With an eye toward reining in programming costs for small cable operators, Senate Commerce Committee Co-Chairman Senator Ted Stevens (R-Alaska) promised to investigate whether retransmission consent rules give content owners too much leverage to charge extravagant prices to operators in small and rural communities.
Stevens was "promising to the choir" in remarks to the American Cable Association, which represents just the type of operators whose costs he wants to control. Stevens said he thought that the small and rural cable operators are being charged 30%-50% more their programming.
Without committing himself to changing the rules, Stevens pledged to hold a hearing on retransmission consent this year.
The rules, created as an alternative to must carry, allow broadcast networks that also own cable programming to either demand cash for carriage of their TV stations or to insist that operators also carry their cable channels as part of the deal.

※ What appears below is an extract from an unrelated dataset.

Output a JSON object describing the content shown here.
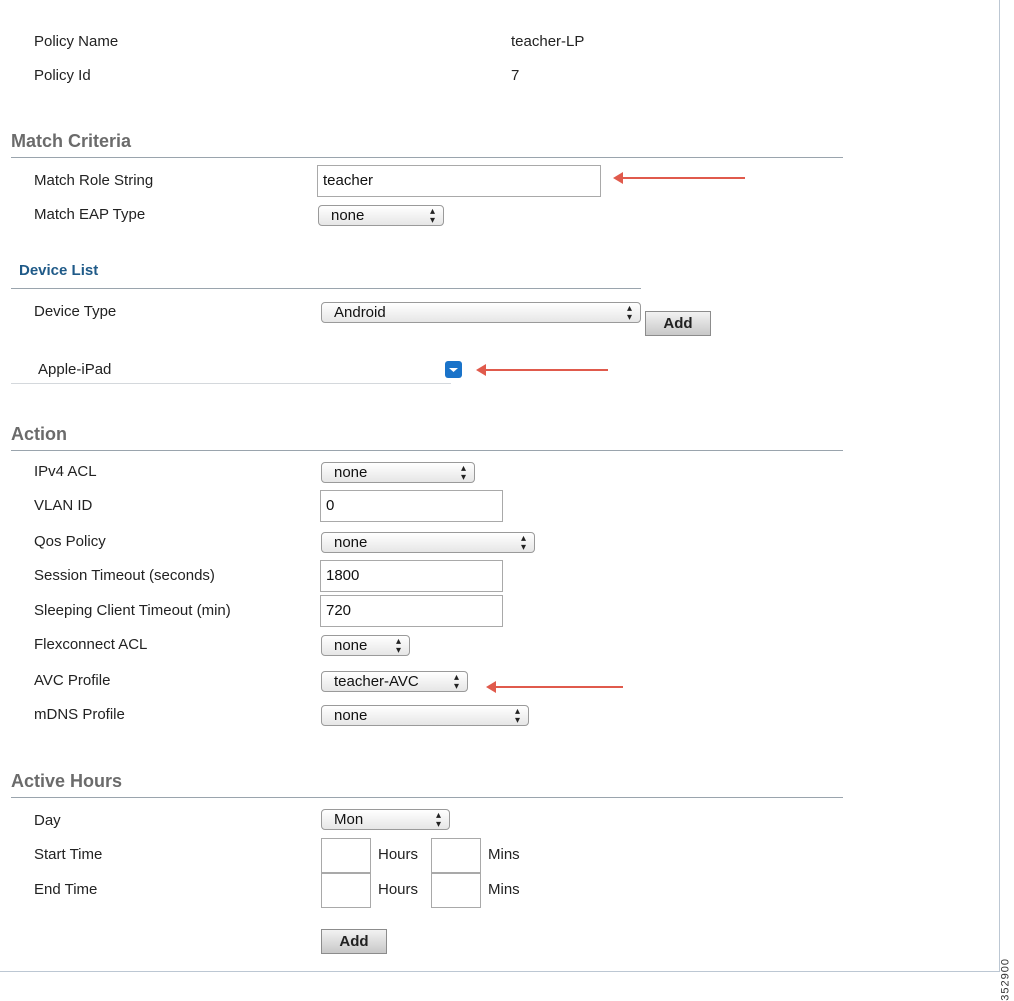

Commenting on the original retrans rule, Stevens said "We were trying to help the over-the-air broadcasters. We weren't trying to arm owners of content."
Stevens continued to equivocate on how he will push to clean up cable programming.
Stevens has suggested applying broadcast indecency rules to cable, then promoted mandating a family tier as another way to go. Monday he said he is now learning that even that may not be economically possible, but "we ought to come as close to it as we can."
Asked for clarification by reporters later, Stevens said there may not be a need for rules at all and that he would press the industry to come up with a voluntary tiering approach on its own.
Stevens continued to say he believes a DTV deadline bill and telecom revamp legislation can pass this year. "I think we're going to have a good year for communications in Congress," he said.